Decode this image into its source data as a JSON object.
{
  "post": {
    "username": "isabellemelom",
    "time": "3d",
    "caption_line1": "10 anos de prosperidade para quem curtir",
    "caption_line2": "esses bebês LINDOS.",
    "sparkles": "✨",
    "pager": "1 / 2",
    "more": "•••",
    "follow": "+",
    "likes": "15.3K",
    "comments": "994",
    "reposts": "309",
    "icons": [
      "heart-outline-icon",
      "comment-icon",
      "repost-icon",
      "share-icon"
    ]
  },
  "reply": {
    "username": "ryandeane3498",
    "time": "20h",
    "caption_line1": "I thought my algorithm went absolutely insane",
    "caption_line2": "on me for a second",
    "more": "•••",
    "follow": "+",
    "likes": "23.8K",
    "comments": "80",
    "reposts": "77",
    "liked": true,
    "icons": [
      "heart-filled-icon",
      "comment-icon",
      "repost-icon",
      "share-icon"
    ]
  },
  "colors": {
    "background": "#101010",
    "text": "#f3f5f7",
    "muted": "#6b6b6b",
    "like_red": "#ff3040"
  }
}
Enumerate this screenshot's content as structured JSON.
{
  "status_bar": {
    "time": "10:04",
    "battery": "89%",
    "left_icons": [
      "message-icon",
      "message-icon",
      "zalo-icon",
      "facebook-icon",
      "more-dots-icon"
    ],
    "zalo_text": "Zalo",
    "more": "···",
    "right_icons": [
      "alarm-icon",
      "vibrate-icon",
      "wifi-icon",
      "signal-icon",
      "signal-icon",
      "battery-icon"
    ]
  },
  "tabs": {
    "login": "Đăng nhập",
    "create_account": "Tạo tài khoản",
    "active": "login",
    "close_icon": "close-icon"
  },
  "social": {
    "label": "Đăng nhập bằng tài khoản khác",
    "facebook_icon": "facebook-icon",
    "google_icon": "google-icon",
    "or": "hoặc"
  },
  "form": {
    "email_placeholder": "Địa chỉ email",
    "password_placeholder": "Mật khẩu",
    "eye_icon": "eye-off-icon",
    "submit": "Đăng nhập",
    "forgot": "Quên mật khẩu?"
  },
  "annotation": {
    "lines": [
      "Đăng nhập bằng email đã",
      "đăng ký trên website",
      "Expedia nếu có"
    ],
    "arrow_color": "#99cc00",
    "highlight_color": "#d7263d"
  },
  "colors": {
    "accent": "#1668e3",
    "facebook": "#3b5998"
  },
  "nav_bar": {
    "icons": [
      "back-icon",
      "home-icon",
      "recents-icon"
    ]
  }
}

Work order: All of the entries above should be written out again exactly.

Solved problem:
Decode this image into its source data as a JSON object.
{
  "post": {
    "username": "isabellemelom",
    "time": "3d",
    "caption_line1": "10 anos de prosperidade para quem curtir",
    "caption_line2": "esses bebês LINDOS.",
    "sparkles": "✨",
    "pager": "1 / 2",
    "more": "•••",
    "follow": "+",
    "likes": "15.3K",
    "comments": "994",
    "reposts": "309",
    "icons": [
      "heart-outline-icon",
      "comment-icon",
      "repost-icon",
      "share-icon"
    ]
  },
  "reply": {
    "username": "ryandeane3498",
    "time": "20h",
    "caption_line1": "I thought my algorithm went absolutely insane",
    "caption_line2": "on me for a second",
    "more": "•••",
    "follow": "+",
    "likes": "23.8K",
    "comments": "80",
    "reposts": "77",
    "liked": true,
    "icons": [
      "heart-filled-icon",
      "comment-icon",
      "repost-icon",
      "share-icon"
    ]
  },
  "colors": {
    "background": "#101010",
    "text": "#f3f5f7",
    "muted": "#6b6b6b",
    "like_red": "#ff3040"
  }
}
Enumerate this screenshot's content as structured JSON.
{
  "status_bar": {
    "time": "10:04",
    "battery": "89%",
    "left_icons": [
      "message-icon",
      "message-icon",
      "zalo-icon",
      "facebook-icon",
      "more-dots-icon"
    ],
    "zalo_text": "Zalo",
    "more": "···",
    "right_icons": [
      "alarm-icon",
      "vibrate-icon",
      "wifi-icon",
      "signal-icon",
      "signal-icon",
      "battery-icon"
    ]
  },
  "tabs": {
    "login": "Đăng nhập",
    "create_account": "Tạo tài khoản",
    "active": "login",
    "close_icon": "close-icon"
  },
  "social": {
    "label": "Đăng nhập bằng tài khoản khác",
    "facebook_icon": "facebook-icon",
    "google_icon": "google-icon",
    "or": "hoặc"
  },
  "form": {
    "email_placeholder": "Địa chỉ email",
    "password_placeholder": "Mật khẩu",
    "eye_icon": "eye-off-icon",
    "submit": "Đăng nhập",
    "forgot": "Quên mật khẩu?"
  },
  "annotation": {
    "lines": [
      "Đăng nhập bằng email đã",
      "đăng ký trên website",
      "Expedia nếu có"
    ],
    "arrow_color": "#99cc00",
    "highlight_color": "#d7263d"
  },
  "colors": {
    "accent": "#1668e3",
    "facebook": "#3b5998"
  },
  "nav_bar": {
    "icons": [
      "back-icon",
      "home-icon",
      "recents-icon"
    ]
  }
}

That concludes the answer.